(Cont)

For the goodness of fit test, the expected frequency for each category is

obtained by

expected frequency = fe = pn

(p is the proportion from the null hypothesis and n is the size of the sample)

For the test for independence, the expected frequency for each cell in the

matrix is obtained by

(row total)(column total)

expected frequency = fe = ─────────────────

n

The Chi-Square Test for Independence

(Cont)

A chi-square statistic is computed to measure the amount of

discrepancy between the ideal sample (expected frequencies

from H0) and the actual sample data (the observed

frequencies = fo).

A large discrepancy results in a large value for chi-square

and indicates that the data do not fit the null hypothesis and

the hypothesis should be rejected.

The Chi-Square Test for Independence

(Cont)

The calculation of chi-square is the same for all chi-square tests:

(fo – fe)

2

chi-square = χ2 = Σ ─────

fe

The fact that chi-square tests do not require scores from an interval or

ratio scale makes these tests a valuable alternative to the t tests, ANOVA,

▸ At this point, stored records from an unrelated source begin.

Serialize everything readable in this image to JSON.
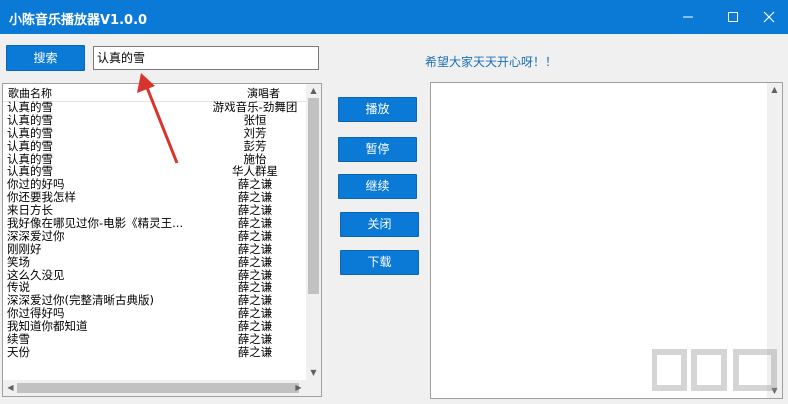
{
  "window": {
    "title": "小陈音乐播放器V1.0.0",
    "minimize_icon": "minimize-icon",
    "maximize_icon": "maximize-icon",
    "close_icon": "close-icon"
  },
  "search": {
    "button_label": "搜索",
    "value": "认真的雪"
  },
  "greeting": "希望大家天天开心呀！！",
  "list": {
    "columns": [
      "歌曲名称",
      "演唱者"
    ],
    "rows": [
      {
        "name": "认真的雪",
        "artist": "游戏音乐-劲舞团"
      },
      {
        "name": "认真的雪",
        "artist": "张恒"
      },
      {
        "name": "认真的雪",
        "artist": "刘芳"
      },
      {
        "name": "认真的雪",
        "artist": "彭芳"
      },
      {
        "name": "认真的雪",
        "artist": "施怡"
      },
      {
        "name": "认真的雪",
        "artist": "华人群星"
      },
      {
        "name": "你过的好吗",
        "artist": "薛之谦"
      },
      {
        "name": "你还要我怎样",
        "artist": "薛之谦"
      },
      {
        "name": "来日方长",
        "artist": "薛之谦"
      },
      {
        "name": "我好像在哪见过你-电影《精灵王...",
        "artist": "薛之谦"
      },
      {
        "name": "深深爱过你",
        "artist": "薛之谦"
      },
      {
        "name": "刚刚好",
        "artist": "薛之谦"
      },
      {
        "name": "笑场",
        "artist": "薛之谦"
      },
      {
        "name": "这么久没见",
        "artist": "薛之谦"
      },
      {
        "name": "传说",
        "artist": "薛之谦"
      },
      {
        "name": "深深爱过你(完整清晰古典版)",
        "artist": "薛之谦"
      },
      {
        "name": "你过得好吗",
        "artist": "薛之谦"
      },
      {
        "name": "我知道你都知道",
        "artist": "薛之谦"
      },
      {
        "name": "续雪",
        "artist": "薛之谦"
      },
      {
        "name": "天份",
        "artist": "薛之谦"
      }
    ]
  },
  "buttons": {
    "play": "播放",
    "pause": "暂停",
    "resume": "继续",
    "close": "关闭",
    "download": "下载"
  },
  "colors": {
    "accent": "#0b7ad6",
    "greeting": "#1a6fb5",
    "annotation_arrow": "#d9342b"
  }
}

or correlation, because they can be used with data measured on a

nominal or an ordinal scale.

Measuring Effect Size for the Chi-

Square Test for Independence

When both variables in the chi-square test for

independence consist of exactly two

categories (the data form a 2×2 matrix), it is

possible to re-code the categories as 0 and 1

for each variable and then compute a

correlation known as a phi-coefficient that

measures the strength of the relationship.